Patricia and I couldn't really run side-by-side because we had to keep passing other people. It just sucked to have to run the entire race on the sidewalk and not get to use the road at all. They really should have closed off the course-- especially if they were creating a situation where half marathoners would be passing 10K runners for the entire second loop.
Even still, we kept each other in check, encouraging each other to stay strong and that we didn't have much farther to go.
|Downhill finish, before the cobblestone|
Even before we ran down the hill that was the same as the Richmond marathon finish, there was another even steeper downhill before that which I was certain I was going to fall on. And of course, all this while passing 10K runners.
At the bottom of the hill, about 30 feet before the finish line, we had the privilege of running over some serious cobblestone. It wasn't a long stretch, just enough to make you slow down considerably during what should be a final kick.
We crossed the finish line (there was no mat) and I was so grateful to be done with that race.
|Trying to pass two 10K runners before the finish, cobblestone in background|
I met up with Greg, who had a big bouquet of roses for me! I am so happy I actually finished the race because I would have felt guilty if I hadn't.
As was a common theme, Patrica went searching for the post race water and couldn't find it. I think she eventually did, but it wasn't at all obvious. I was freezing cold and so was Greg and the idea of sticking around for post-race festivities did not at all appeal to me.
I actually got a lot out of this race. A lot more than I would have thought given the crappy organization and course.
- I've proven to myself that I can get over a mental slump in a race
- I've proven that getting over a mental slump also makes me feel better physically, and speed up when I am already thinking I am at full effort.
- I can put forth a solid effort and run a strong performance, even when I know a PR is out of the question
- When things don't go as expected, I can adapt and make adjustments
- I hit my "sweet spot" at around mile 6 of a half marathon, so I shouldn't worry if I am not "feeling it" before then.
- It helps to run with someone else. Especially with someone who has a great personality like Patricia, and who can help keep me motivated and positive.
- When things get tough during a race, I can remind myself what I am capable of physically and do it.

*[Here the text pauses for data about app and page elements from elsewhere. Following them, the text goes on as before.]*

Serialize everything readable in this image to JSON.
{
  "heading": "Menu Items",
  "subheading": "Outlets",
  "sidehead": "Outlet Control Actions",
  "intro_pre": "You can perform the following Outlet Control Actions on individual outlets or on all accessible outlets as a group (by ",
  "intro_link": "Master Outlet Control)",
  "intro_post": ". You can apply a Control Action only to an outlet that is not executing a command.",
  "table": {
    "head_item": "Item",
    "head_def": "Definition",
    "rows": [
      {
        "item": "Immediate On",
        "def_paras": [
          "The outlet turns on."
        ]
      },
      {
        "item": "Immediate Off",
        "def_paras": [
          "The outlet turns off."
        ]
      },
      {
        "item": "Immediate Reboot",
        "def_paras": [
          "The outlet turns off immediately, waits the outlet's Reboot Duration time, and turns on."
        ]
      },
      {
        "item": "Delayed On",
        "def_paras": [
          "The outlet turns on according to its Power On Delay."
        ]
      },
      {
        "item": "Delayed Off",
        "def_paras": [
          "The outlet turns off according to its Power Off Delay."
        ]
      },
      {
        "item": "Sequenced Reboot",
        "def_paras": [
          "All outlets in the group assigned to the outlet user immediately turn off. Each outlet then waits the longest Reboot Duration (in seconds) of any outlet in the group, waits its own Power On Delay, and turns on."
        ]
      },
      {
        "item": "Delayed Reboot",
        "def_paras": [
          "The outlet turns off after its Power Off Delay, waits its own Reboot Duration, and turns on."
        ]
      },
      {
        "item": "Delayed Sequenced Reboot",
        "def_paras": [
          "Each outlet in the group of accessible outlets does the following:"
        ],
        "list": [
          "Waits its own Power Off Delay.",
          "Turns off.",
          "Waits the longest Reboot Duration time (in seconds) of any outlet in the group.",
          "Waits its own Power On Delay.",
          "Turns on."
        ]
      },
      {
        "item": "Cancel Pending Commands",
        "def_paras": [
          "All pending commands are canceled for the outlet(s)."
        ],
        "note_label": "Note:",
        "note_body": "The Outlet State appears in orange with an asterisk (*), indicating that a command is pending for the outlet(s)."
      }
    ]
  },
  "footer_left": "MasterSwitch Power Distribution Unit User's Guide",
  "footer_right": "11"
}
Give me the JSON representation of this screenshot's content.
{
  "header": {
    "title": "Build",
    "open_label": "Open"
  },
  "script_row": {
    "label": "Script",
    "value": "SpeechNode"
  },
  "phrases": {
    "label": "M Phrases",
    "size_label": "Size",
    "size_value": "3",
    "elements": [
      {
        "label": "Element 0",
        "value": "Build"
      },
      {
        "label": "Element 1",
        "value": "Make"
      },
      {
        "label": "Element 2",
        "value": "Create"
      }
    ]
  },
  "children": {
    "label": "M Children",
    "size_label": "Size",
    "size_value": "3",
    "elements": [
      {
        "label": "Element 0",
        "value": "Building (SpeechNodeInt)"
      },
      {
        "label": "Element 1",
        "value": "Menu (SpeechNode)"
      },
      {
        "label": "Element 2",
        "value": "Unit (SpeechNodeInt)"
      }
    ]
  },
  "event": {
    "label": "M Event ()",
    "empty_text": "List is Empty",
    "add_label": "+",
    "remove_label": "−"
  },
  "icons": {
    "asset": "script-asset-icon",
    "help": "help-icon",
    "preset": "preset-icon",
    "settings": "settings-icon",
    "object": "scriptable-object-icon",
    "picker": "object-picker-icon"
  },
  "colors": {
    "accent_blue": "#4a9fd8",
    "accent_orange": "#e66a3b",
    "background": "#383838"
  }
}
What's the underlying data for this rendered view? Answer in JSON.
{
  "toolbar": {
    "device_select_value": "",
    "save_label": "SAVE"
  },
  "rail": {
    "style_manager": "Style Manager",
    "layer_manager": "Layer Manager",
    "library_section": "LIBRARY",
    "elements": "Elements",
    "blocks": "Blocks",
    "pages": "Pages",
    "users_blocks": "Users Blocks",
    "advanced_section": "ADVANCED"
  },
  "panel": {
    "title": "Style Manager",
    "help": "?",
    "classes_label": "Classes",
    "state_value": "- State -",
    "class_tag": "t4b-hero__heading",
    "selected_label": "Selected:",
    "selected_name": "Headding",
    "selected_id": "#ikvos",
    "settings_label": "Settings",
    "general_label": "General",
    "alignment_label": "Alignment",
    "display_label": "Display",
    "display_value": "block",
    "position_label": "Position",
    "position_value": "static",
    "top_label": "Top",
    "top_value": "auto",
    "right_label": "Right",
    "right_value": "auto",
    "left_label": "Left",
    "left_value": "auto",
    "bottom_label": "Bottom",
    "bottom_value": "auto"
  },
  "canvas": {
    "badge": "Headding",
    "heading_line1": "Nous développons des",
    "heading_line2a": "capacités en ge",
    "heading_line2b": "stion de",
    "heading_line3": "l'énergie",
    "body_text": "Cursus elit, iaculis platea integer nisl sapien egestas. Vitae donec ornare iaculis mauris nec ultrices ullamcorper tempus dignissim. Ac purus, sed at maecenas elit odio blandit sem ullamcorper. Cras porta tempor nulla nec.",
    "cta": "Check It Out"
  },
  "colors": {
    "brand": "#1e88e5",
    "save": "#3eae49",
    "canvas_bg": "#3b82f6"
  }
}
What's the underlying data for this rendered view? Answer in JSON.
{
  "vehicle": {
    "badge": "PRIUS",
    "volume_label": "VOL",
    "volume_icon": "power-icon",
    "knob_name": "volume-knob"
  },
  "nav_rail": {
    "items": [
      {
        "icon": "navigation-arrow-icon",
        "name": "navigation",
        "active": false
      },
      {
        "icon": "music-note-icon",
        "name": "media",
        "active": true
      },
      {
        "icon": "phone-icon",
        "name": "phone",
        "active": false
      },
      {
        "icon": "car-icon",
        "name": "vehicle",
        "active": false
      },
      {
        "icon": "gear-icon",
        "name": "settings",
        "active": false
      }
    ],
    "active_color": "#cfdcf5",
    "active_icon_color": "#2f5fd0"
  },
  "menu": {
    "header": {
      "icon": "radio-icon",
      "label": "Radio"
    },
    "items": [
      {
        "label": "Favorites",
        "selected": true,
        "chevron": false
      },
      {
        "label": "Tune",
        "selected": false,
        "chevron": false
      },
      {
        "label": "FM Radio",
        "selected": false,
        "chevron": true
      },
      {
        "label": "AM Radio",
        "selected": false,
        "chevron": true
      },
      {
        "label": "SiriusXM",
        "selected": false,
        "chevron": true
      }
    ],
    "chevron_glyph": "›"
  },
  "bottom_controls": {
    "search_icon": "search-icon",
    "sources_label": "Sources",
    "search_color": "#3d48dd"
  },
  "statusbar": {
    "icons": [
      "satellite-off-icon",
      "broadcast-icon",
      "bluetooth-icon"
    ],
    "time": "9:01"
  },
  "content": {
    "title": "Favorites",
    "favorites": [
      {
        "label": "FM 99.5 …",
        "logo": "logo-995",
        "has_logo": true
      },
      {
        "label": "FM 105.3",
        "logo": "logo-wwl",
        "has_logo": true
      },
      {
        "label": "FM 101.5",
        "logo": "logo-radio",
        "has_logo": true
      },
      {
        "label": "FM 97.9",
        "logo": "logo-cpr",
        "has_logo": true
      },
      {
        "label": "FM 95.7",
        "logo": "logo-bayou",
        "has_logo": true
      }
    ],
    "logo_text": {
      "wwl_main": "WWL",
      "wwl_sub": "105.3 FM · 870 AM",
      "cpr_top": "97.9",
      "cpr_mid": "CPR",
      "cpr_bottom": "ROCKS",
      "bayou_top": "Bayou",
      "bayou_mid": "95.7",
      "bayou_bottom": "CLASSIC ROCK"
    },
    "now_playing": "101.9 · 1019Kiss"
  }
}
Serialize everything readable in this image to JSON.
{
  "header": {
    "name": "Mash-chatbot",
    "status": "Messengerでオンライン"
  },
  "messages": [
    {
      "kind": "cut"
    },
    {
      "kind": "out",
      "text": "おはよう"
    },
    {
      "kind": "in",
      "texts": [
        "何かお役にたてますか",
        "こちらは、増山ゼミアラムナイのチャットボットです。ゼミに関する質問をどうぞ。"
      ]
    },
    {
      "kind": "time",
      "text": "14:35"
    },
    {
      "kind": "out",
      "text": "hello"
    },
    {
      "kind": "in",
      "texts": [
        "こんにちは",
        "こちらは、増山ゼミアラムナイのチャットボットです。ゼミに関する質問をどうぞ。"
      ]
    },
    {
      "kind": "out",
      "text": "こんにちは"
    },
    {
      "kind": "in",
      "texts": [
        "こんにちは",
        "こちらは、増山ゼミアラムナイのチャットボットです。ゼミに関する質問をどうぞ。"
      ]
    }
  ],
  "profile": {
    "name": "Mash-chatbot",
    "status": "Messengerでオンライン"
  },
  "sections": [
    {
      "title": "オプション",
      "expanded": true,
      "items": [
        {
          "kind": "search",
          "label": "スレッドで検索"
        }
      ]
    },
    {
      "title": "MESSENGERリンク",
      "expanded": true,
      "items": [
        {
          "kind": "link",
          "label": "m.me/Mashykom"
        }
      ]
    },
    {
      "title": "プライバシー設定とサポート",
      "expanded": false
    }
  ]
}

I have no official time, splits that are inaccurate and slower than they would be on a non-staircase course, and definitely no PR. But I ran very strong. Some of my miles clocked in as fast as 7:16 (not under the bridge). Others were closer to 8:00 due to staircases and hills. I was completely inconsistent pace wise, but very consistent effort wise once I made the decision that I was going to try my best.
A very valuable learning experience, and I'm glad I raced this one. Would I do it again next year? Definitely not.